The Least of Sarah Palin’s Problems

The Least of Sarah Palin’s Problems

By Ken Morris
(Co-author with Frank Bailey and Jeanne Devon of Blind Allegiance to Sarah Palin)

“My problem is I do have the fire in my belly…”
~Sarah Palin discussing a run for U.S. President with Fox News host Greta Van Susteren, May 19, 2011

Where to begin? After about 18 months of living in the rabbit hole of Sarah Palin’s head while co-authoring Blind Allegiance to Sarah Palin—insider Frank Bailey’s factual account of being side-by-side with the candidate, then half-term governor and failed vice presidential candidate—I listened to the above quoted interview in dismay. It wasn’t because of the words themselves; I’ve read and listened to hundreds of thousands of Sarah’s words (and Todd’s for that matter) these many months, poring over previously unseen documents that form the basis of our book . Rather, I continue to listen to statements that demonstrate that despite untold riches, up and down celebrity, and diminishing credibility, Sarah Louise Palin remains as incapable of introspection as ever. No lessons learned.

There is no greater testimony to the truthfulness of what is in our book than Sarah’s cavalier and typically misleading dismissal of the contents, without a single specific example. She said that Blind Allegiance (without naming the book, naturally) contains, “…hoarded emails from a disloyal former staff member…compiled by a hateful blogger and those are going to be released…taken out of context.” Sarah and her people, by the way, saw an earlier unethically released version of the manuscript, initially leaked by rival author Joe McGinniss, who disgustingly described co-author Devon as “whoring” herself by working with Bailey. They know what’s in Blind Allegiance and they know it is dynamite. They also are aware that nothing was taken out of context, and that the extensive use of Sarah’s own words, verbatim, assure the reader of that fact. By mid-week next week, after the book release, anyone reading the text with even a grain of objectivity will understand who speaks the truth.

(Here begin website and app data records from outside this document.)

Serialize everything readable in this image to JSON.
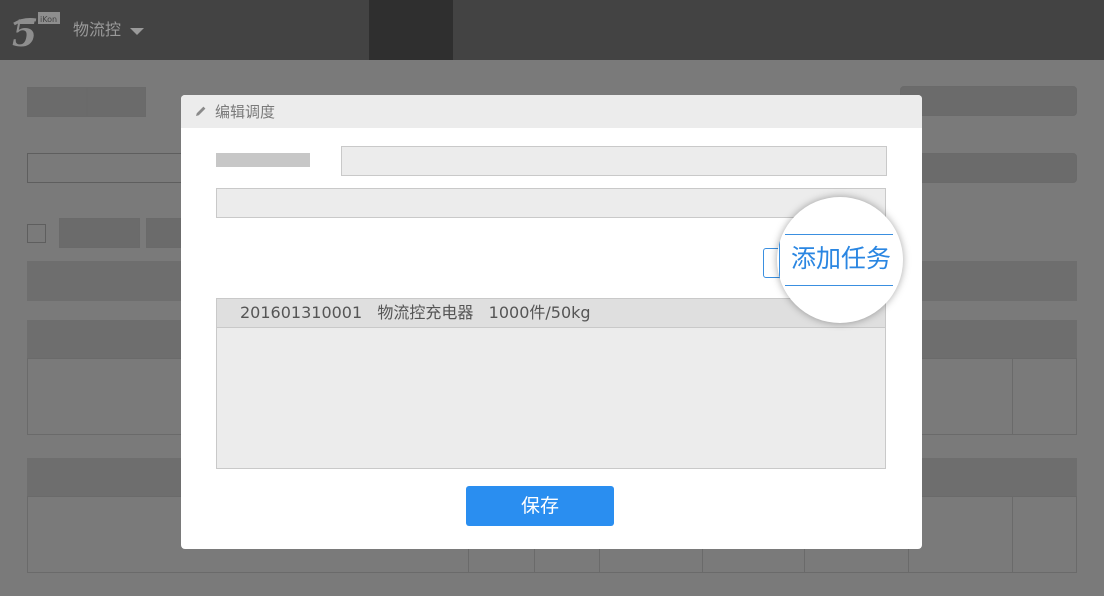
{
  "app": {
    "name": "物流控",
    "logo_badge": "iKon",
    "logo_icon": "logo-5-icon",
    "menu_icon": "caret-down-icon"
  },
  "dialog": {
    "title": "编辑调度",
    "title_icon": "pencil-icon",
    "add_task_label": "添加任务",
    "tasks": [
      {
        "text": "201601310001   物流控充电器   1000件/50kg"
      }
    ],
    "save_label": "保存"
  },
  "colors": {
    "accent": "#2a8ef0",
    "topbar": "#434343",
    "overlay": "#7a7a7a"
  }
}
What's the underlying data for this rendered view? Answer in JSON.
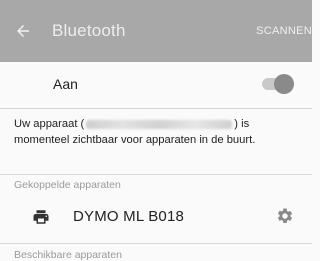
{
  "appbar": {
    "title": "Bluetooth",
    "scan_label": "SCANNEN",
    "back_icon": "arrow-left-icon"
  },
  "toggle": {
    "label": "Aan",
    "state": "on"
  },
  "description": {
    "prefix": "Uw apparaat (",
    "suffix": ") is momenteel zichtbaar voor apparaten in de buurt."
  },
  "sections": {
    "paired_title": "Gekoppelde apparaten",
    "available_title": "Beschikbare apparaten"
  },
  "paired_devices": [
    {
      "name": "DYMO ML B018",
      "icon": "printer-icon",
      "settings_icon": "gear-icon"
    }
  ]
}
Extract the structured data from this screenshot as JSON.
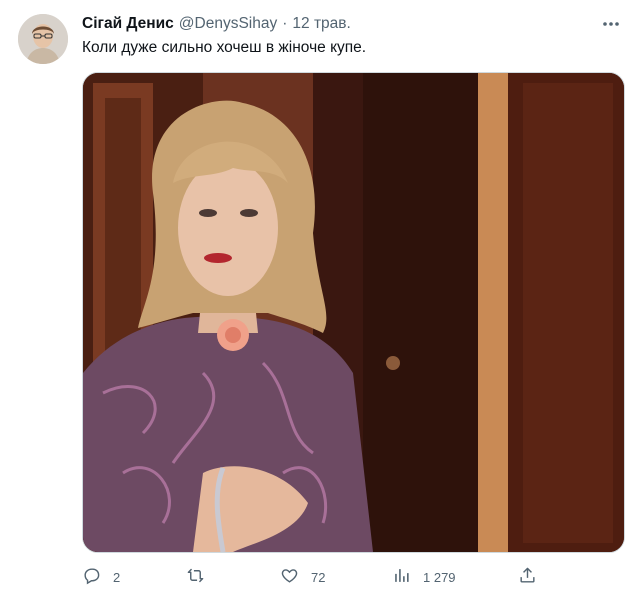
{
  "tweet": {
    "author_name": "Сігай Денис",
    "handle": "@DenysSihay",
    "separator": "·",
    "date": "12 трав.",
    "text": "Коли дуже сильно хочеш в жіноче купе.",
    "media_description_icon": "image",
    "actions": {
      "reply_count": "2",
      "retweet_count": "",
      "like_count": "72",
      "views_count": "1 279"
    },
    "icons": {
      "more": "more-icon",
      "reply": "reply-icon",
      "retweet": "retweet-icon",
      "like": "like-icon",
      "views": "views-icon",
      "share": "share-icon"
    },
    "colors": {
      "text_primary": "#0f1419",
      "text_secondary": "#536471",
      "border": "#cfd9de"
    }
  }
}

Sarah also suggested in her Van Susteren interview that everyone should just focus on what she’s said and done “recently.” The not too subtle message she wanted to impart was, “ignore the emotional and intellectual instability coursing through 400 pages of Blind Allegiance to Sarah Palin. Irrational rants and rages from governors, un-vetted vice presidential running mates, and presidential candidates aren’t an issue.” Naturally, Sarah Palin could not be more wrong. The emotional makeup of any person running for high office—especially one seeking the most powerful position in the world—is vitally important. Do we want Sarah Palin anywhere near the proverbial red button at 3:00 a.m.—especially after being angered by some recent slight like being denied a speaker’s role at the Wasilla High School graduation? (Read Blind Allegiance and you’ll understand the tease).

Continuing her Q and A with VanSusteren, Sarah suggested that she will not respond to “…little petty stupid things” that are a “waste of time” which, she noted, is our most precious commodity. Without spoiling for readers the suspense of Frank Bailey’s amazing journey from Palinbot to eyes-wide-open critic, let me just suggest that as a wasting-time-on-petty-things-person, Sarah Palin is exhibit one, two, and three.

She won’t, she said, “take the bait” by dignifying the book with a response and suggested, as if she were the only adult in the political/media room, that Greta and her colleagues do the same. In other words, since there is no rebuttal to documented truth, the way to discredit is to simply ignore.

In a fit of honesty that is ironic for its lack of self-awareness, Sarah claimed she wanted “voters…to do their own homework.” She, personally, also wanted to “make sacrifices in order to help mankind…” If, as she suggested, voters do their homework, and realize as we did what sacrifices Sarah made as a quitting-half-term-governor and mega-millionaire, she won’t have a political leg to stand on. In other words, she really doesn’t mean what she says.

By proclaiming, “My problem is I do have the fire in my belly,” she once again demonstrates a monumental tin-ear. Truly, stomach-flames are the least of her “problems.”